In his 2018 book, “The Fifth Risk,” Michael Lewis posed an unsettling question: What if the government agencies tasked with managing catastrophes — natural disasters, climate change-induced food shortages, epidemics — failed to prepare for some unanticipated, looming crisis?
“Many of the risks that fell into the government’s lap felt so remote as to be unreal: that a cyberattack left half the country without electricity, or that some airborne virus wiped out millions,” he wrote.
Last year, when the coronavirus began spreading throughout the United States, Lewis called some of his government sources for “The Fifth Risk.” What he learned was even more disconcerting than the frightening scenario he was reading about in the news. The experts he spoke to were alarmed not just by the government’s failure to contain the virus, but by the possibility that an even more deadly pathogen was on the horizon.

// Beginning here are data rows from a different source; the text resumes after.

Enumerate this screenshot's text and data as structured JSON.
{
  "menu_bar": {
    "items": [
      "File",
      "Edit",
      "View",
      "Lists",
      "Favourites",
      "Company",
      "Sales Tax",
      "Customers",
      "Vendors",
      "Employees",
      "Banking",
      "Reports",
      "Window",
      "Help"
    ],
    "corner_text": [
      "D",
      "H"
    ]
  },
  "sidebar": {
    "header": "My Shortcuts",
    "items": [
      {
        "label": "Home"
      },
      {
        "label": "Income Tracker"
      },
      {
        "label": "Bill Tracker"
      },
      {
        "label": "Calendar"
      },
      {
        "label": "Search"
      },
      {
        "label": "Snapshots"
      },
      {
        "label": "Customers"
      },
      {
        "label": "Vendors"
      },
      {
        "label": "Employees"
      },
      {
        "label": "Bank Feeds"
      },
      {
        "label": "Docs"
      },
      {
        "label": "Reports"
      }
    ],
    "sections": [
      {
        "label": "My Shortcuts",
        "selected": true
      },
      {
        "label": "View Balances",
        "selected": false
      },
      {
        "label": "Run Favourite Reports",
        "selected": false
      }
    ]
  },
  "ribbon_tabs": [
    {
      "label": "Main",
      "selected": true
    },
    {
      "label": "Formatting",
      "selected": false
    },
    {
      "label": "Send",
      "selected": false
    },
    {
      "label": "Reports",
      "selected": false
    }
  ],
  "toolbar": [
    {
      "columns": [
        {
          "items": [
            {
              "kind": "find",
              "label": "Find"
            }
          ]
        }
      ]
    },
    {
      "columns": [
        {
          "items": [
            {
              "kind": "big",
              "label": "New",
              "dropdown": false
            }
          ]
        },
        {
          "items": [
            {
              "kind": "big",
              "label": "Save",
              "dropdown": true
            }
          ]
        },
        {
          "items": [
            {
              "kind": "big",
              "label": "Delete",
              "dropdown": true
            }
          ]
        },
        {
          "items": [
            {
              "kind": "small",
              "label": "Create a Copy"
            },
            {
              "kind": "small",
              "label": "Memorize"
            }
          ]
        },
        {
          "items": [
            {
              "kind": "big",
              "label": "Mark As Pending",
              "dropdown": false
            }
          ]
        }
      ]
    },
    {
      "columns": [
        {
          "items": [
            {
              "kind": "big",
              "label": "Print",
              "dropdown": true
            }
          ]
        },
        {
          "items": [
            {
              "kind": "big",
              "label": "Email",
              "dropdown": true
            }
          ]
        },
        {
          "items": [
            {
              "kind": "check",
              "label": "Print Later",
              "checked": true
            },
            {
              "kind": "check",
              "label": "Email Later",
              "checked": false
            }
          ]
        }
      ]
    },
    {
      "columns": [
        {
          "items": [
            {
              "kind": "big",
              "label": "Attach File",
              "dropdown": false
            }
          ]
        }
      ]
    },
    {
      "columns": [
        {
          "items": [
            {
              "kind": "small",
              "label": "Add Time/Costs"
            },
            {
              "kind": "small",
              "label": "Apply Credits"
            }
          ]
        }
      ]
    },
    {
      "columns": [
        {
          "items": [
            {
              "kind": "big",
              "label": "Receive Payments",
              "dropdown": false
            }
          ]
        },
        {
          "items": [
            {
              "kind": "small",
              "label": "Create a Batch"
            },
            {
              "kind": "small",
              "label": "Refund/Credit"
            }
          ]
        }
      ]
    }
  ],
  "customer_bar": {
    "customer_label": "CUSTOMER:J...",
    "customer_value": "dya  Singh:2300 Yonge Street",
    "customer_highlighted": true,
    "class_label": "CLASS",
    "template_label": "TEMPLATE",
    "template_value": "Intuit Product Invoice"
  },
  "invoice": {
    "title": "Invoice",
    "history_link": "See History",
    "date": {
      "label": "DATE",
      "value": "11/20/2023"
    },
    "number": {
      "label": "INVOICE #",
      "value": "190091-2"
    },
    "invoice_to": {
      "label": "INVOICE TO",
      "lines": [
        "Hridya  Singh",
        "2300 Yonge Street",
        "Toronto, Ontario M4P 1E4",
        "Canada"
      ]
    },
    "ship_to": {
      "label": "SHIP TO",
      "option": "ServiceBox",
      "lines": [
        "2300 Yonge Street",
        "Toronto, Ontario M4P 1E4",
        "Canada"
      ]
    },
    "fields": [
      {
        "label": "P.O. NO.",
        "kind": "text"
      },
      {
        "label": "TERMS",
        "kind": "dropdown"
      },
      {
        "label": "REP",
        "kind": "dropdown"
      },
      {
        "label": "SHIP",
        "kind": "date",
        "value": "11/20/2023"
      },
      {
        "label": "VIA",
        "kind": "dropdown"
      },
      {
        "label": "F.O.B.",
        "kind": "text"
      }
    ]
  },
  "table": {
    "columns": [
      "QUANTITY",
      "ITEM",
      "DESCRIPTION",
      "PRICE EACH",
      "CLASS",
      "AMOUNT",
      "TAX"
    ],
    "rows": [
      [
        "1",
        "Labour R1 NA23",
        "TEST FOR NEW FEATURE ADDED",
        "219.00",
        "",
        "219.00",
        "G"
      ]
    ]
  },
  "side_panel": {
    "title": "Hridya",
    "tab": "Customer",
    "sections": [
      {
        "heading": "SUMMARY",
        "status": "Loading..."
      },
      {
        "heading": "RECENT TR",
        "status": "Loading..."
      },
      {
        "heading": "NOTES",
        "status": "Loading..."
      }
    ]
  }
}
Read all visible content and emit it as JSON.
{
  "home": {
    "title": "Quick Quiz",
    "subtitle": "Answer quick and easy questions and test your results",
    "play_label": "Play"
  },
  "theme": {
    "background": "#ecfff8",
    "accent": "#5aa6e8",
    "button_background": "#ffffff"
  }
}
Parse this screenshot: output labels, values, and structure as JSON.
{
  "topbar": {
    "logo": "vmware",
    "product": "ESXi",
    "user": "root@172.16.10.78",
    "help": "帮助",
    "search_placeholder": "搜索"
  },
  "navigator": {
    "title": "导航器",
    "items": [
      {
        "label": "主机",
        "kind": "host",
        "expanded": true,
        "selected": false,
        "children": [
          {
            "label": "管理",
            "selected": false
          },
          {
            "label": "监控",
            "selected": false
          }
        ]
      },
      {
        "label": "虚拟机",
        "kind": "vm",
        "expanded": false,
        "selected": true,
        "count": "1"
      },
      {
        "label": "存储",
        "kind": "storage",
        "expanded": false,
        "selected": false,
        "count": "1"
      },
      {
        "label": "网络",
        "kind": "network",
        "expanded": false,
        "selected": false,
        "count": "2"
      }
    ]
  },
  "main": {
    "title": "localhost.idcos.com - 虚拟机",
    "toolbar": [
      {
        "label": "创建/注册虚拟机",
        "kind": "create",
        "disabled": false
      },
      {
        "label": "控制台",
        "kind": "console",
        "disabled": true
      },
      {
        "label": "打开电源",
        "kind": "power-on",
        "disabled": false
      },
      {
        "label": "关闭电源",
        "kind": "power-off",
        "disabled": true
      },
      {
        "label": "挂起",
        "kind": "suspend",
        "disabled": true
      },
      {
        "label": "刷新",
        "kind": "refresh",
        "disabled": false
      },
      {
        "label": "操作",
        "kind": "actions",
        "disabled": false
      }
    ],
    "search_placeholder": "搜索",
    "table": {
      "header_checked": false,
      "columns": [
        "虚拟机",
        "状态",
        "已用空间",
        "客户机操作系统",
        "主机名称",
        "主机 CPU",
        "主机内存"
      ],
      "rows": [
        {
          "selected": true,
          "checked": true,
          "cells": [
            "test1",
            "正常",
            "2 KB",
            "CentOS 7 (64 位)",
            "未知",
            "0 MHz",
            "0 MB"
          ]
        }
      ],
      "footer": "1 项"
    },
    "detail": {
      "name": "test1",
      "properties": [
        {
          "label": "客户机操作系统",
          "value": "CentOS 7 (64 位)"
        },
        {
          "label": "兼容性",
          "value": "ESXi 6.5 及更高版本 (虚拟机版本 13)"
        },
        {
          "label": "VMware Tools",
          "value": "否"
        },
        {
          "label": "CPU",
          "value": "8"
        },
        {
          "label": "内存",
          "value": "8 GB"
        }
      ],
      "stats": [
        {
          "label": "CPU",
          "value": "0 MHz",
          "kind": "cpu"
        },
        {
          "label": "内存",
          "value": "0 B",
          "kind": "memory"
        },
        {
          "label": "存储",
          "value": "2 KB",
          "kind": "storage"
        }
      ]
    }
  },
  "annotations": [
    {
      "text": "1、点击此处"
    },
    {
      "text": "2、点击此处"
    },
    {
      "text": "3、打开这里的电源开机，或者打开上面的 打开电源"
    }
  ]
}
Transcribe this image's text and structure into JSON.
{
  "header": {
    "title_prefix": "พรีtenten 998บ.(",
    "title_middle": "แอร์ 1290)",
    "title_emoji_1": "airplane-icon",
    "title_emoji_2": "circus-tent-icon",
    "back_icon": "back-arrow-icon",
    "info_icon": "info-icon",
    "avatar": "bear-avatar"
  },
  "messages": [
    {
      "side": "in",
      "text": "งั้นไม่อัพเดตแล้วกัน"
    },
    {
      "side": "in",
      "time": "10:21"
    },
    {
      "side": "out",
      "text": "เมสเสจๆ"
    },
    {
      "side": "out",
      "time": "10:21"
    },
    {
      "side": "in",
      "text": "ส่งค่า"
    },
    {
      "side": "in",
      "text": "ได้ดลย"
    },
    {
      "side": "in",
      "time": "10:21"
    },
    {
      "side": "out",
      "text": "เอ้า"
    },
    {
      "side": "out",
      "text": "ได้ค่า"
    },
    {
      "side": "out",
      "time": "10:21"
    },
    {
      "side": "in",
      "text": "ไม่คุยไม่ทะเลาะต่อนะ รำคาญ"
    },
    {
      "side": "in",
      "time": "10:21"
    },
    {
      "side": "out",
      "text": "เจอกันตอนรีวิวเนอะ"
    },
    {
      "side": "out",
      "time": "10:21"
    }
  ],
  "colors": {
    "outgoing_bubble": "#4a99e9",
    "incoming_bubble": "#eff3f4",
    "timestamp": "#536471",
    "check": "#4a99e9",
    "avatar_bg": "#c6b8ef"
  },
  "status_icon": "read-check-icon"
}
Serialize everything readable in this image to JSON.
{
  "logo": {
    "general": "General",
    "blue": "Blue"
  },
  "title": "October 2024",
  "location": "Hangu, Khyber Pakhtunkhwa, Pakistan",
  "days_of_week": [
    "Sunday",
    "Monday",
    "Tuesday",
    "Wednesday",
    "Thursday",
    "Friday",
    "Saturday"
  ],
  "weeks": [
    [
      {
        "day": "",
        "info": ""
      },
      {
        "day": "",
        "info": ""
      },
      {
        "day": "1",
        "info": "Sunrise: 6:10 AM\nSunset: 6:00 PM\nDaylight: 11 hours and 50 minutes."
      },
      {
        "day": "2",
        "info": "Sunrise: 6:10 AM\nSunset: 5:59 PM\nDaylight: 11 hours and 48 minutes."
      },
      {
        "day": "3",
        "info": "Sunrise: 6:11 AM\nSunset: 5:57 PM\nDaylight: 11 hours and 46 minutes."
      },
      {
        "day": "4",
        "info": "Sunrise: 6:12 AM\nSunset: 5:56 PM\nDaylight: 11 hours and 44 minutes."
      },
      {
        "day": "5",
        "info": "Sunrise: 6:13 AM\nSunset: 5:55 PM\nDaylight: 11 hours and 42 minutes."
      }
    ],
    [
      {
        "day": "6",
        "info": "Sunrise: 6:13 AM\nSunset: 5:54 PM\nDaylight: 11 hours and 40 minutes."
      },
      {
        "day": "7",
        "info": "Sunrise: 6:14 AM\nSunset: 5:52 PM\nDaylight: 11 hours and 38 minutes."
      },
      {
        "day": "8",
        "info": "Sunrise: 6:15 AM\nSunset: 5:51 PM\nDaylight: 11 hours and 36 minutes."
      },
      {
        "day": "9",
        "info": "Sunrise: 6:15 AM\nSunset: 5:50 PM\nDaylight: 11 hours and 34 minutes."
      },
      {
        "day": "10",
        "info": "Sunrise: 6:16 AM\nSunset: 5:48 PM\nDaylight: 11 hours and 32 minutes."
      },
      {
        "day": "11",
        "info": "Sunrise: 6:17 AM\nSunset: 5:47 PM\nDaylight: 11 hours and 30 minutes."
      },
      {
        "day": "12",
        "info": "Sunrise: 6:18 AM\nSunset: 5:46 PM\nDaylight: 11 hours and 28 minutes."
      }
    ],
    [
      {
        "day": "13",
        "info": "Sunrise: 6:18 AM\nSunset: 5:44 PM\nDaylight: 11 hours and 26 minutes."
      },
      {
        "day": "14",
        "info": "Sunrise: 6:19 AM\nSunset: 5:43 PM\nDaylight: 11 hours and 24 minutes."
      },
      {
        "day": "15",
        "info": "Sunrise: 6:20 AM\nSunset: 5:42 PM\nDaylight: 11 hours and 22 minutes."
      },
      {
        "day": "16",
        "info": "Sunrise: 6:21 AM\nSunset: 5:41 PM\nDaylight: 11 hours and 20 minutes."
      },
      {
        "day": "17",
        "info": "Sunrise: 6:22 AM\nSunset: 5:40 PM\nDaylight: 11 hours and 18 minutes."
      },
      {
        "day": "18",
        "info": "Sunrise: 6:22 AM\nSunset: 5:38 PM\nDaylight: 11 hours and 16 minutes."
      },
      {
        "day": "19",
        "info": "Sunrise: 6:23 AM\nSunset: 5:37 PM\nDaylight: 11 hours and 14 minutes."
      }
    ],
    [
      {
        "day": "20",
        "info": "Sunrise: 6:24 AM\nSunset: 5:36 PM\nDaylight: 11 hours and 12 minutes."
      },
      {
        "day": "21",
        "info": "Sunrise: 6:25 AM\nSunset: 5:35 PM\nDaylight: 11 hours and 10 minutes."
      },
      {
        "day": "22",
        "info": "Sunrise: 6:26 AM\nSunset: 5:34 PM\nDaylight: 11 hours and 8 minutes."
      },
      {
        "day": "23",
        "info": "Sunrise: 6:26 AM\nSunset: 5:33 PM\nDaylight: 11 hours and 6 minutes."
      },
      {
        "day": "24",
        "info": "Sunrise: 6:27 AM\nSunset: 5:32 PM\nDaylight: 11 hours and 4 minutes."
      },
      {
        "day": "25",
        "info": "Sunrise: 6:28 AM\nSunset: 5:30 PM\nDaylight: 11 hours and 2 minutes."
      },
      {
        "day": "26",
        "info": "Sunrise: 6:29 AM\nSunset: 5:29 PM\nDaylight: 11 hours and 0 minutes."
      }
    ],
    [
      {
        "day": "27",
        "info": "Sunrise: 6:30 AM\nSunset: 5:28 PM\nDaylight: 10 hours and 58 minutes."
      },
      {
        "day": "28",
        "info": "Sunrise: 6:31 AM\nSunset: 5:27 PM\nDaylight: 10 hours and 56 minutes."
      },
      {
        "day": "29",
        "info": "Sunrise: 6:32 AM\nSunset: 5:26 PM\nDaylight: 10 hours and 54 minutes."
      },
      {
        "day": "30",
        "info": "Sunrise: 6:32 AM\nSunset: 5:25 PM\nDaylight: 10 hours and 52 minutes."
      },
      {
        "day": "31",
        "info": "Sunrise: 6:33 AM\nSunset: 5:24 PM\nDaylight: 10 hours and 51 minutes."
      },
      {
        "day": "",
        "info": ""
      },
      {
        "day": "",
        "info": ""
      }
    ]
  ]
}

“All of them saw this event as a dry run for something much worse that is inevitable, and how do we prepare for it?” Lewis said in an interview last week. “They view the pandemic in the way a body views a vaccine. It’s like practice for when the real thing hits.” [Continue reading…]